With the increase of soil degradation and a rapidly changing – some might say temperamental – climate, food diversity is continually challenged as some crops can no longer tolerate the fluctuations in the environment. This may be in part why certain regions in America have begun cultivating crops like teff, a cereal crop with origins in Ethiopia, that are able to withstand harsh climate conditions. Teff is a light, nutty flavored grain that thrives in Ethiopia and Eritrea. It is a small grain, about the size of a poppy-seed, and can be anywhere from ivory to dark reddish-brown in color. Perhaps… read more

Gluten-Free Baking

muffins

Gluten is a protein found in wheat, spelt, rye, triticale, and barley. Those with celiac disease (which causes a severe autoimmune reaction to gluten) must avoid gluten completely. Some people also avoid gluten due to allergies or sensitivities. Many people believe that avoiding gluten means avoiding all grains, but there are gluten-free whole grains. These include amaranth, buckwheat, millet, quinoa, rice, sorghum, and teff. Flours made from nuts, beans, peas, and arrowroot are also gluten free. Oats are technically gluten free, but they are often contaminated with wheat at some point while growing or during processing. However, there are companies… read more

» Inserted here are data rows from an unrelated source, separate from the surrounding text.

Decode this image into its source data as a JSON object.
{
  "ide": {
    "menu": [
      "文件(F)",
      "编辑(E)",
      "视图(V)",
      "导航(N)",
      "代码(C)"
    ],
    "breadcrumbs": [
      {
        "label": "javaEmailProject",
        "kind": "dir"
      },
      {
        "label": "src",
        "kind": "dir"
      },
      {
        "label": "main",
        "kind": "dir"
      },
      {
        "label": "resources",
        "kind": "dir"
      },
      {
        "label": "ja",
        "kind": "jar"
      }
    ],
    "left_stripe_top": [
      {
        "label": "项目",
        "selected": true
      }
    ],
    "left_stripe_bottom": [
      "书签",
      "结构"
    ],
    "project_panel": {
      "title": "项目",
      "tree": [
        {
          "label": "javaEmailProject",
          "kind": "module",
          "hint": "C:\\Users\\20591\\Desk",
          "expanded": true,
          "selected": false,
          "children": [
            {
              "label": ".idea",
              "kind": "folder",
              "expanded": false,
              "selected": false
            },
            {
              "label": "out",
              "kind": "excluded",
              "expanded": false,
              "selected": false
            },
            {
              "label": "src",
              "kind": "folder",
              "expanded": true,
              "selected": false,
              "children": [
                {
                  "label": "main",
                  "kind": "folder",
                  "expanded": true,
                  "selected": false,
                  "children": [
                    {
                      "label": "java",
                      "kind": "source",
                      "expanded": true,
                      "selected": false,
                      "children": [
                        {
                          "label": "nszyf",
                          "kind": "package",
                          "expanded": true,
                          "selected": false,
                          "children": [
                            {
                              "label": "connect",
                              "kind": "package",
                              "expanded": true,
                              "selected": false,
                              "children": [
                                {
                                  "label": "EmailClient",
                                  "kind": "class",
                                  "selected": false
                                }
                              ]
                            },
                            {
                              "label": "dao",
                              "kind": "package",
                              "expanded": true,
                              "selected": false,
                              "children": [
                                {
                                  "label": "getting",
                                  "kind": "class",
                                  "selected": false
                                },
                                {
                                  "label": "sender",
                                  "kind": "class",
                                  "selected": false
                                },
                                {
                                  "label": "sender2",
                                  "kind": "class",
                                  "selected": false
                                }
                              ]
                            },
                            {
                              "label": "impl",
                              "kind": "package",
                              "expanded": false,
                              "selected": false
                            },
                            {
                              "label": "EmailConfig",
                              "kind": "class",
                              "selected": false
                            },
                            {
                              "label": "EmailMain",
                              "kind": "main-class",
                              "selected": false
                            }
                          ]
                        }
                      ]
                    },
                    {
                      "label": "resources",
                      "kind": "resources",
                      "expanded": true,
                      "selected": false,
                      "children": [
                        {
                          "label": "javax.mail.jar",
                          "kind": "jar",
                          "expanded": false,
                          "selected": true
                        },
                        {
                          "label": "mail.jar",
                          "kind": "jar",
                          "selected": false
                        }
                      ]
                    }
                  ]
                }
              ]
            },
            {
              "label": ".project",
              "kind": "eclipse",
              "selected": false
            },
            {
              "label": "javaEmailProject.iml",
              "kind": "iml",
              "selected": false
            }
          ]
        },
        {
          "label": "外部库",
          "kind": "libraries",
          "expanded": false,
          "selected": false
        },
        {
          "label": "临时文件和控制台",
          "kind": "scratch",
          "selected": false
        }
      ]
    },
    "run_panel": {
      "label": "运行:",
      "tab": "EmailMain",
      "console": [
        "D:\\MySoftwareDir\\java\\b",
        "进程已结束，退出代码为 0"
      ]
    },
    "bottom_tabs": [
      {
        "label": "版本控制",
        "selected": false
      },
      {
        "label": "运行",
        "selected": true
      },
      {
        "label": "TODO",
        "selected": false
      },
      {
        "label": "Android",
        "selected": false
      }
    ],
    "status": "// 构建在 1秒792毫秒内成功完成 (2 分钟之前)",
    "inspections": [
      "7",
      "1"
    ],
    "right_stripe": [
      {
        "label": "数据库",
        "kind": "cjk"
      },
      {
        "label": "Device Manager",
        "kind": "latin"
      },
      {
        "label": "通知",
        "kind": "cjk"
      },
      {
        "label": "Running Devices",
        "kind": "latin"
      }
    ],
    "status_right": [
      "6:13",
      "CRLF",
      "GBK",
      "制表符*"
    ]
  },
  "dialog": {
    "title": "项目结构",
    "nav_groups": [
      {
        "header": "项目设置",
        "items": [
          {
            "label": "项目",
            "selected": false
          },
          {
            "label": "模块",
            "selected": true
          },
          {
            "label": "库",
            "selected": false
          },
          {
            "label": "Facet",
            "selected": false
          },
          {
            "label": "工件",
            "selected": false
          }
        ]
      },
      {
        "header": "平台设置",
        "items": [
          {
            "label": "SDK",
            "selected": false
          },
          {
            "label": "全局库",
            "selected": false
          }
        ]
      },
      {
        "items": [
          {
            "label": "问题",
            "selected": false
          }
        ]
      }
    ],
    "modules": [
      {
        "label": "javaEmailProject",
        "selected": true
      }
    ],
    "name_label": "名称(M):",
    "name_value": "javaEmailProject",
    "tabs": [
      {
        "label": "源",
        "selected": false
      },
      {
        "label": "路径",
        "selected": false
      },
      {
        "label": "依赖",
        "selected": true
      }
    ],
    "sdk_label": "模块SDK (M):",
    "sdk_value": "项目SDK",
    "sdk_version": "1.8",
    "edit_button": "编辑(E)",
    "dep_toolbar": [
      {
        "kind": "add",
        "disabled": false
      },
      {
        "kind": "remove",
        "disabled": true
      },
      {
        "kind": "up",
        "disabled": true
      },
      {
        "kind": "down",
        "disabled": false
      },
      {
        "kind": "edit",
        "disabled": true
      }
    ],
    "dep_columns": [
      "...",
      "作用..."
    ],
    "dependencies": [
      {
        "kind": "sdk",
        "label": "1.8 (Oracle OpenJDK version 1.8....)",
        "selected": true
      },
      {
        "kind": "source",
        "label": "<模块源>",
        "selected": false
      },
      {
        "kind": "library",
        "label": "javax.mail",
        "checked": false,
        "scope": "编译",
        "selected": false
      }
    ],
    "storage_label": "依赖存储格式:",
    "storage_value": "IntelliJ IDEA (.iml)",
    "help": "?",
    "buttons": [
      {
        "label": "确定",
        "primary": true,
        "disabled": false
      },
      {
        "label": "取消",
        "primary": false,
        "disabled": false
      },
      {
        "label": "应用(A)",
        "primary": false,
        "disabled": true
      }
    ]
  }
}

Global Land Degradation

dry_land

Due to the diminishing conditions of soil from climate change and chemically dependent agriculture, many acres of land have become unusable for the growth of plant life and equally unable to function as a suitable habitat for wildlife. Because soil is needed for vegetation to grow and create energy, without soil, to put it simply, there is no life. Yet the world is facing global soil degradation that threatens our ability to provide  a stable food source for our growing population. The problem can be found in virtually every country, among both developed and developing communities. On a global scale, the… read more

Genetically Modified Food

Corn

Genetically modified (GM) foods are produced by plants that have been adapted using cutting edge molecular biology techniques with the goal of creating desirable traits such as pest and disease resistance, herbicide tolerance, faster growth, ability to withstand cold or drought, and improved nutritional content. In the past, such traits were achieved more slowly via selective breeding. GM foods have been promoted as a means of feeding a rapidly expanding world population. Most GM crops are grown by farmers in the U.S., though Canada, China, Argentina, Australia, France, Bulgaria, Germany, Spain, Uruguay, South Africa, Mexico, and Romania also grow GM… read more

The Need for Urban Farms

New_crops-Chicago_urban_farm

Currently, half the world’s population lives in cities and by 2030 the number of urban dwellers is expected to reach 70 percent of the entire population. Because of the constant population growth, in total cities will swell up to well over 9 billion. Meanwhile there is an ever persistent need to feed this growing population. This can pose problems in dense areas of limited space. As we come closer to realizing this reality, urban farming becomes more than experiment in sustainability and will soon be a necessity if we wish to have a balanced flow of the consumption and production… read more

Garlic and Weight Loss

Garlic bulb

Garlic is a health-promoting superfood that helps to protect against cancer and heart disease. It also has antibacterial and antiviral properties, which means that consuming it regularly may reduce the risk of suffering colds and flus. In addition, new research suggests that garlic may provide weight loss benefits. Korean researchers spent eight weeks fattening up a group of mice, after which they continued to provide a fattening diet but supplemented it with garlic for seven additional weeks. Both fat and overall body weight were reduced among the garlic-eating mice, along with the negative health impacts of the fattening diet (Sass,… read more